Verse 9 is the key verse.  It states that not only are we a special chosen people, but that we are a holy nation of priests!  In other words, we should consider ourselves just as holy as our spiritual leaders—our preachers, priests, and pastors. We are all the stones from which the new temple is built.  We no longer need to go to Jerusalem to be near God.  He is within us!

Verse 10 wraps it all up—we used to be nobodies, but now that we are in Jesus, we are God’s precious people.

JOHN 14:1-14

THE BACKGROUND

This passage is taken from Jesus’ speech at the Last Supper.  This is the last time that Jesus will eat with his 12 apostles.  He has a lot to tell them, before he goes off to Calvary.  Today’s reading is a portion of what he tells them.  (The whole discourse is John 13-17.)

 

THE DETAIL

  • It starts out with the famous “There are many rooms (or mansions) in my Father’s house.”  He assures us that there is a place waiting for us in heaven, so we shouldn’t worry about the details that confront us in this life.  (vv. 1-3)
  • Jesus tells them that they already know the way there.  Thomas, bless his heart, says “Not me!  I don’t know the way.”  He does, of course, and Jesus will tell him so. (vv. 4-5)
  • Jesus tells Thomas “I am the way, the truth, and the life!”  In other words, Thomas already knows the way to heaven; he just didn’t realize it. (v. 6) 
  • Then, Jesus talks about seeing the Father.  The apostles are confused.  “Where is He?”  “Show Him to us!  That’s all we need.”  Jesus says “You dummies, I’m sitting here right here in front of you!”  (But, he said it nicer than that, didn’t he?)  But his point is that since he and his Father are of one mind, when you see and hear God the Son, you see and hear God the Father. (vv. 7-11)
  • Jesus makes an interesting shift.  He started out talking about faith, but now talks about actions.  He says that if we have faith in him, we will be able to do the same stuff that he did, and even greater things! (vv. 12-14) 

THE TAKEAWAY

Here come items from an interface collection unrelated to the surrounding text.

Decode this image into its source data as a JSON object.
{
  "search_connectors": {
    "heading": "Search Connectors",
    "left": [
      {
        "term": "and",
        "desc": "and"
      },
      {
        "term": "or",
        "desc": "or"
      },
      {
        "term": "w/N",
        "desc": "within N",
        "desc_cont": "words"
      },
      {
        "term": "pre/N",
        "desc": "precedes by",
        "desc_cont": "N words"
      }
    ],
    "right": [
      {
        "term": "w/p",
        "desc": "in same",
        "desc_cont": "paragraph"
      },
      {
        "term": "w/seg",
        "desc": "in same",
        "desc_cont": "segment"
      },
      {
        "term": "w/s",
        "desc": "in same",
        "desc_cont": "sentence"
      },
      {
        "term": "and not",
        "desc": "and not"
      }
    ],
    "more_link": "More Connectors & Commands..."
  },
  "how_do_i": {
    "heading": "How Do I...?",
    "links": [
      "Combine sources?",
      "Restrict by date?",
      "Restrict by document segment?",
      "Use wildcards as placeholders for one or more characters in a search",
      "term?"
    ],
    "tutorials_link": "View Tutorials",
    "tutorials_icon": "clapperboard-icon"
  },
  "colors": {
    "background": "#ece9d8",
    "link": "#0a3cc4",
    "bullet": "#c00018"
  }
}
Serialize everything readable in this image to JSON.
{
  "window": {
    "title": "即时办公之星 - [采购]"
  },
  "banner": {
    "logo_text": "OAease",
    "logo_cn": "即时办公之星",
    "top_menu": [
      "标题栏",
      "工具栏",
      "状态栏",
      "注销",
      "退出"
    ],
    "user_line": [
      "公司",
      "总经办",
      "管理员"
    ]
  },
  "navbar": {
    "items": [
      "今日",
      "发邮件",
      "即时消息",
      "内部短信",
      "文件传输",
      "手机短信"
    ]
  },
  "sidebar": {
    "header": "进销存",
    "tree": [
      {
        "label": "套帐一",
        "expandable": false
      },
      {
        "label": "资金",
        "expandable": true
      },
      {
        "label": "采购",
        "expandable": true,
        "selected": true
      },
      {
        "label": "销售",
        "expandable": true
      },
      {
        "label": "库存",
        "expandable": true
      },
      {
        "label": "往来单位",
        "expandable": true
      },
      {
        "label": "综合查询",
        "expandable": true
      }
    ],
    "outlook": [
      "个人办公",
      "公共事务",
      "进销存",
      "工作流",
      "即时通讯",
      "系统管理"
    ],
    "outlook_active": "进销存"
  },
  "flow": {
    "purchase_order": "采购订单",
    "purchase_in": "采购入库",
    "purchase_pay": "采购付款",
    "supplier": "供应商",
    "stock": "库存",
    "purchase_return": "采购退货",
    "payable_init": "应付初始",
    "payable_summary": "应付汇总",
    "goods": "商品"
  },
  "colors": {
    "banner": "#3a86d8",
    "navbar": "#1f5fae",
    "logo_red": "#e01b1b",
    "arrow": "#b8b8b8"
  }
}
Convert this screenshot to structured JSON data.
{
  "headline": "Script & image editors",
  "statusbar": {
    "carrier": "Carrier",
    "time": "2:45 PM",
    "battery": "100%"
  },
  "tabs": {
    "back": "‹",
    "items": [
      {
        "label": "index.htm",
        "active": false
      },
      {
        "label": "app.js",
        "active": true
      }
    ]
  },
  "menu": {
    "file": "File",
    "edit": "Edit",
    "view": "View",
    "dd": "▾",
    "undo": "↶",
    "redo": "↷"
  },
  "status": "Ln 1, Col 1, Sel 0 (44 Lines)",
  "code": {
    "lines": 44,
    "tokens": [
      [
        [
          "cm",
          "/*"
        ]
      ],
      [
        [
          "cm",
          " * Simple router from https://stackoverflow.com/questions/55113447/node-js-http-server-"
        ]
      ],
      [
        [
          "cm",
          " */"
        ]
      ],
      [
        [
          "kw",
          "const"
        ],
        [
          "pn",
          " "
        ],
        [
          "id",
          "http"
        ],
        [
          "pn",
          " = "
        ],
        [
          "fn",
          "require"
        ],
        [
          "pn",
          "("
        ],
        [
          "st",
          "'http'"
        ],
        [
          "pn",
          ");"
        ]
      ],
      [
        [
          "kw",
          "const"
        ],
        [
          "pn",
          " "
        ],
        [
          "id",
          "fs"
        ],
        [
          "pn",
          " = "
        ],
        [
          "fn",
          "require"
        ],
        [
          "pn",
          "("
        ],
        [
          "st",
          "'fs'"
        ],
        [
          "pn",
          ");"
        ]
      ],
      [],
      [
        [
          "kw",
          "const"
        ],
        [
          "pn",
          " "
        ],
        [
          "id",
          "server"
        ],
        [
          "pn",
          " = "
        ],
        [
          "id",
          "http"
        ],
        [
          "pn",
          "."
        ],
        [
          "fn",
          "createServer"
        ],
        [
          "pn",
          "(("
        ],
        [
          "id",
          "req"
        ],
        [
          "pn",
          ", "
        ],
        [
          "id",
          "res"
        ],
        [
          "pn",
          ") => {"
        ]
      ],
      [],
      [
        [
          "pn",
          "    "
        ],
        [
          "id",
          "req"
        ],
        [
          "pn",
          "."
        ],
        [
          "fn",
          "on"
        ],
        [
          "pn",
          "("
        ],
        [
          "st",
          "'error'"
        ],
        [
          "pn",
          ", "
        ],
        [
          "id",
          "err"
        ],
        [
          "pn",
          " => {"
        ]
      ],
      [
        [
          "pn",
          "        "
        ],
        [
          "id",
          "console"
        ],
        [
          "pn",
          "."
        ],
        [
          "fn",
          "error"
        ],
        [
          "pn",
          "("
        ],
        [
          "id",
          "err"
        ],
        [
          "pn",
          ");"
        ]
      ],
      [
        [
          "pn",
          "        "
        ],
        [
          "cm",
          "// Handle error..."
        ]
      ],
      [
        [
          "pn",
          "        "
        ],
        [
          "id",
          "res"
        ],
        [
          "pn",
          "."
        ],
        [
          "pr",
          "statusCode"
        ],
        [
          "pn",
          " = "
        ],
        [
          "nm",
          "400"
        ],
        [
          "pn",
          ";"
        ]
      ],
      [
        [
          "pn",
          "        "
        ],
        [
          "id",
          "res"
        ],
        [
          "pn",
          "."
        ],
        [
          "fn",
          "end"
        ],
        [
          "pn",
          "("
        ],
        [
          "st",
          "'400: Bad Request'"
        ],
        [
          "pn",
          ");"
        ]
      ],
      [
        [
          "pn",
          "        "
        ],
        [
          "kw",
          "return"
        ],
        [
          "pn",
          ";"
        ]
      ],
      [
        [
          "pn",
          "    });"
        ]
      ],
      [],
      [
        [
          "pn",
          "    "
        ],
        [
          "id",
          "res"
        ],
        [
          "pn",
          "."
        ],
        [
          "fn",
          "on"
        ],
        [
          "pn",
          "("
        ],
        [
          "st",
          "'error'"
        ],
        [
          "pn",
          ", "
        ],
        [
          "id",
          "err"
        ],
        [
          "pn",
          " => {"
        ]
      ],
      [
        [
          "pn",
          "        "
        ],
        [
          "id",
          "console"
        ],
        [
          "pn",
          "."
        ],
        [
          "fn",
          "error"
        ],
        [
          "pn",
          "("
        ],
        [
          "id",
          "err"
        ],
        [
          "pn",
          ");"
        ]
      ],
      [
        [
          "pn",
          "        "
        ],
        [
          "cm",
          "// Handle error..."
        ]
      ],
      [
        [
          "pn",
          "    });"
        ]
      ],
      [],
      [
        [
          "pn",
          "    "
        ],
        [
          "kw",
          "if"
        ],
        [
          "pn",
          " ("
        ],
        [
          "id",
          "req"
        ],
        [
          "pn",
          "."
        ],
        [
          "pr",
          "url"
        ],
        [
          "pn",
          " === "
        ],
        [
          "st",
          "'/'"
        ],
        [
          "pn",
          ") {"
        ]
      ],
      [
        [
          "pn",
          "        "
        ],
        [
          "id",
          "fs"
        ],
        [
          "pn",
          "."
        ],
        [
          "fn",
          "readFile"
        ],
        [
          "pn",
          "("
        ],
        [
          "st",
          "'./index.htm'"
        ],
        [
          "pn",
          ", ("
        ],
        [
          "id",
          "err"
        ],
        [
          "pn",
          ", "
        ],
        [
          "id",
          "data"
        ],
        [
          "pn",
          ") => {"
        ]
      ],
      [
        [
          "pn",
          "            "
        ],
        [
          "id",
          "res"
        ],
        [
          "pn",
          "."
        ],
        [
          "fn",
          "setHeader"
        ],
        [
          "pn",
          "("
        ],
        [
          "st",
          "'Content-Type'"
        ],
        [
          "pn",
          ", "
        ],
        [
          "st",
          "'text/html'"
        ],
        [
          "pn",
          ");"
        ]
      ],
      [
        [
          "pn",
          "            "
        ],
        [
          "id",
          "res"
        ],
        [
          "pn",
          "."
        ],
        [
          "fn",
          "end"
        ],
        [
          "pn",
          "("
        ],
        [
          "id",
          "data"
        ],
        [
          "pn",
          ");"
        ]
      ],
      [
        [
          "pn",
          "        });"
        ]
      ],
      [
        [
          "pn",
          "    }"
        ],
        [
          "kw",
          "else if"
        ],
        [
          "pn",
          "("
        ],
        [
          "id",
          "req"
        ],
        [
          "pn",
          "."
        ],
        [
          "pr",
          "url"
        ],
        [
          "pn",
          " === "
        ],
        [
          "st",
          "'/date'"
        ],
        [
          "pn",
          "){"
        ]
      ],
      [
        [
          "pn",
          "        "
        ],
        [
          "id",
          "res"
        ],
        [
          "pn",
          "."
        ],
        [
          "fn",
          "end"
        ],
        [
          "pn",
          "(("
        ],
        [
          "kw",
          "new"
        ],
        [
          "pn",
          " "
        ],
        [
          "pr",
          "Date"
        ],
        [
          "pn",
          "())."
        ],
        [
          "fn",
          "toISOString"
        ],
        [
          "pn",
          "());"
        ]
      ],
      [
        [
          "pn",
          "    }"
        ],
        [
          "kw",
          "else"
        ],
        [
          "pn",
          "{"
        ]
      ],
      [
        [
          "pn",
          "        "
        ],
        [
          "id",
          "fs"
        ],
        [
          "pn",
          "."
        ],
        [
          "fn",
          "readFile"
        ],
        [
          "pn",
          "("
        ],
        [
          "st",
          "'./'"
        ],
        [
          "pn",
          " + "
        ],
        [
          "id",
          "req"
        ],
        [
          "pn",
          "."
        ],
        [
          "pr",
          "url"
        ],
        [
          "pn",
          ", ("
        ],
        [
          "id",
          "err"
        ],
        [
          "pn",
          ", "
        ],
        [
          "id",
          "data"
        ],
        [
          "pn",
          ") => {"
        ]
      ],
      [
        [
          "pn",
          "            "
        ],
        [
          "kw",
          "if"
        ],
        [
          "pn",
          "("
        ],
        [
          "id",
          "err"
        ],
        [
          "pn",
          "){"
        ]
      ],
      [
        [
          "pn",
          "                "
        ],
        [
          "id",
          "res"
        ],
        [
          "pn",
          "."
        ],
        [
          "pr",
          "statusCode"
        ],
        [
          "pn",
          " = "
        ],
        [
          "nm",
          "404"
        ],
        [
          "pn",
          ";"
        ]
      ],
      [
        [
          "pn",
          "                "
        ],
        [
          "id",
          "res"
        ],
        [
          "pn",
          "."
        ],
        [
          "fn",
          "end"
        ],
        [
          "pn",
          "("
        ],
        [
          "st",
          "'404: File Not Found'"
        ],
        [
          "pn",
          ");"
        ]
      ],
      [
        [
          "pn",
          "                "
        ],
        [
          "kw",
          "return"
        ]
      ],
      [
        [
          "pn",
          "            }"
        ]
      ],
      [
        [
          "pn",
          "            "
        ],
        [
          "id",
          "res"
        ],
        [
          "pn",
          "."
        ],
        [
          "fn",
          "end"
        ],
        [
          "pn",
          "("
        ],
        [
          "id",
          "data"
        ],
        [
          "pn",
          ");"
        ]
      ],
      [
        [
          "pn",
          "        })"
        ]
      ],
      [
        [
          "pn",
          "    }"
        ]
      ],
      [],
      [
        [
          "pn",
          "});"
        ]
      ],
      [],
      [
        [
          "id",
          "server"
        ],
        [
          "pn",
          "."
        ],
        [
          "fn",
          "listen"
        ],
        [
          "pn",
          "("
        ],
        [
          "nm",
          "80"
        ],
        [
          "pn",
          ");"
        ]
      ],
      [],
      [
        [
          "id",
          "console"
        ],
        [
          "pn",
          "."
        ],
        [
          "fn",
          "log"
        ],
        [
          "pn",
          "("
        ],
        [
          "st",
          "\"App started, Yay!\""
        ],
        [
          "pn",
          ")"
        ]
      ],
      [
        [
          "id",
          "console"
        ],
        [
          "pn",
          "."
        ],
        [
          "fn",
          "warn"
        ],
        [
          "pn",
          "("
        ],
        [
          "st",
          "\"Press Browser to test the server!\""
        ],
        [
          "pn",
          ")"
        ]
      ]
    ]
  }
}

It is easy to lose sight of the fact that Jesus wasn’t merely a special, holy man.  He was more than that—he was God on earth.  God came down from heaven to teach us, and to show his love for us by sacrificing himself for us.  If (or since) Jesus is our hearts, we are capable of doing remarkable things.  The Holy Spirit is ready and waiting to help. So, let’s have courage and conviction, and do God’s work here in this place!